The image of nursing is at an all-time low, says Claudine Wetherall
In 1997, it was a matter of public protection; in 2010 it was an “urgent” recommendation. Yet, here we are in the wake of one of the profession’s most difficult periods, and we are still no nearer to having the title “nurse” protected in the UK.
For those who think that this does not matter, or that this is a distraction from the real issues within nursing, it might be worth pausing to consider where we are.
The image and status of nursing in England are at an all-time low, with a constant drip feed of poor press, culminating in the damning Francis report. The public is losing trust in the profession and nursing is in danger of becoming an unattractive career choice. In tandem with this, the NHS is undergoing fundamental changes that are underpinned by a cost imperative.
While roles of healthcare assistant colleagues are continuing to develop and expand, there is still no sign of regulation or mandatory registration that the majority want, deserve and are prepared to pay for. This is taking place in an arena of chronic confusion where it seems that the public, some sections of the press and other professions are bemused by the plethora of titles (and uniforms) used by “nursing staff” and are unclear who does what.
“Protection of the title “nurse” will ensure everyone has a common point of reference, so it is clear to the public that a “nurse” is someone who meets standards and not a general term for someone delivering care in healthcare settings”
To address the issues that have befallen nursing, a necessary starting point is clarity, because there are no winners in the current situation. Nursing knowledge and practice appears to be seen as something that can be packaged up in competency bundles and delivered by well-meaning but unqualified staff. The logical extension of this is a reduction in numbers of registered nurses (4,837 since 2010), a diluted skill mix and recurrent questions about the need for degree-level nurse education. HCAs are often put in a position of working beyond their scope of practice with minimal training or support, which is both unfair and unsafe. Then there is the overarching concern of protection of the public.
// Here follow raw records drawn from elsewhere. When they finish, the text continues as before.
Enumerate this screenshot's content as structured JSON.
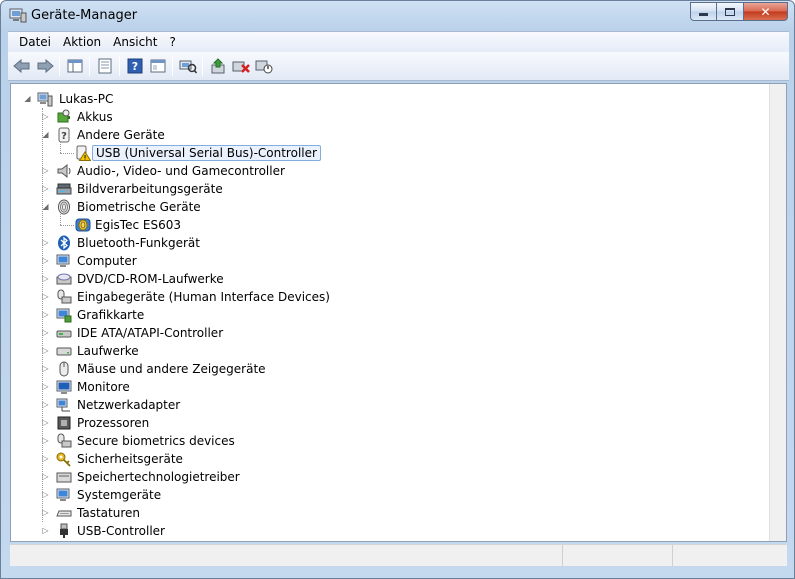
{
  "window": {
    "title": "Geräte-Manager",
    "close_glyph": "✕"
  },
  "menu": [
    "Datei",
    "Aktion",
    "Ansicht",
    "?"
  ],
  "toolbar": {
    "icons": [
      "back-icon",
      "forward-icon",
      "console-tree-icon",
      "properties-icon",
      "help-icon",
      "show-hide-icon",
      "scan-hardware-icon",
      "update-driver-icon",
      "uninstall-icon",
      "disable-icon"
    ]
  },
  "tree": {
    "root": "Lukas-PC",
    "items": [
      {
        "label": "Akkus",
        "icon": "battery-icon",
        "expanded": false
      },
      {
        "label": "Andere Geräte",
        "icon": "unknown-device-icon",
        "expanded": true,
        "children": [
          {
            "label": "USB (Universal Serial Bus)-Controller",
            "icon": "warning-device-icon",
            "selected": true
          }
        ]
      },
      {
        "label": "Audio-, Video- und Gamecontroller",
        "icon": "speaker-icon",
        "expanded": false
      },
      {
        "label": "Bildverarbeitungsgeräte",
        "icon": "scanner-icon",
        "expanded": false
      },
      {
        "label": "Biometrische Geräte",
        "icon": "fingerprint-icon",
        "expanded": true,
        "children": [
          {
            "label": "EgisTec ES603",
            "icon": "fingerprint-reader-icon",
            "selected": false
          }
        ]
      },
      {
        "label": "Bluetooth-Funkgerät",
        "icon": "bluetooth-icon",
        "expanded": false
      },
      {
        "label": "Computer",
        "icon": "computer-icon",
        "expanded": false
      },
      {
        "label": "DVD/CD-ROM-Laufwerke",
        "icon": "dvd-drive-icon",
        "expanded": false
      },
      {
        "label": "Eingabegeräte (Human Interface Devices)",
        "icon": "hid-icon",
        "expanded": false
      },
      {
        "label": "Grafikkarte",
        "icon": "display-adapter-icon",
        "expanded": false
      },
      {
        "label": "IDE ATA/ATAPI-Controller",
        "icon": "ide-controller-icon",
        "expanded": false
      },
      {
        "label": "Laufwerke",
        "icon": "disk-drive-icon",
        "expanded": false
      },
      {
        "label": "Mäuse und andere Zeigegeräte",
        "icon": "mouse-icon",
        "expanded": false
      },
      {
        "label": "Monitore",
        "icon": "monitor-icon",
        "expanded": false
      },
      {
        "label": "Netzwerkadapter",
        "icon": "network-adapter-icon",
        "expanded": false
      },
      {
        "label": "Prozessoren",
        "icon": "processor-icon",
        "expanded": false
      },
      {
        "label": "Secure biometrics devices",
        "icon": "secure-biometrics-icon",
        "expanded": false
      },
      {
        "label": "Sicherheitsgeräte",
        "icon": "security-key-icon",
        "expanded": false
      },
      {
        "label": "Speichertechnologietreiber",
        "icon": "storage-icon",
        "expanded": false
      },
      {
        "label": "Systemgeräte",
        "icon": "system-device-icon",
        "expanded": false
      },
      {
        "label": "Tastaturen",
        "icon": "keyboard-icon",
        "expanded": false
      },
      {
        "label": "USB-Controller",
        "icon": "usb-plug-icon",
        "expanded": false
      }
    ]
  },
  "colors": {
    "selection_bg": "#eaf3fd",
    "selection_border": "#84acdd",
    "warning_yellow": "#f5c400"
  }
}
The title “nurse” is protected in other countries, for the simple reason that the public has a fundamental right to know the role, responsibilities and qualifications of those delivering their care and advising them about their health. They need to know that these people are prepared and educated to a nationwide recognised standard and are registered, regulated and legally accountable for their practice.
Protection of the title “nurse” will ensure everyone has a common point of reference, so it is clear to the public that a “nurse” is someone who meets standards and not a general term for someone delivering care in healthcare settings. This too will make it much clearer to identify where problems are arising and guide action.
Protecting the title would also recognise the value of nursing knowledge and skills and the importance of these. Evidence shows greater numbers of registered nurses in clinical areas improves outcomes.
It is time to revisit the necessity to protect the title “nurse” in the UK. This is vital for the student undertaking degree courses often at great personal and financial cost, for the HCA in the unenviable role of managing public expectations, and for the registered nurse, who needs to show ongoing professional development to remain on the register, who is accountable for their practice and their delegation decisions to unregistered colleagues.
This is not a matter of division or blame but transparency. Protection of the public is at the heart of the Francis report. Clarity around those who are looking after people is a basic right and must be a fundamental starting point. If it is good enough for the public of Australia, Canada and the US, then surely it is good enough for us.
Claudine Wetherall is lecturer adult nursing at Anglia Ruskin University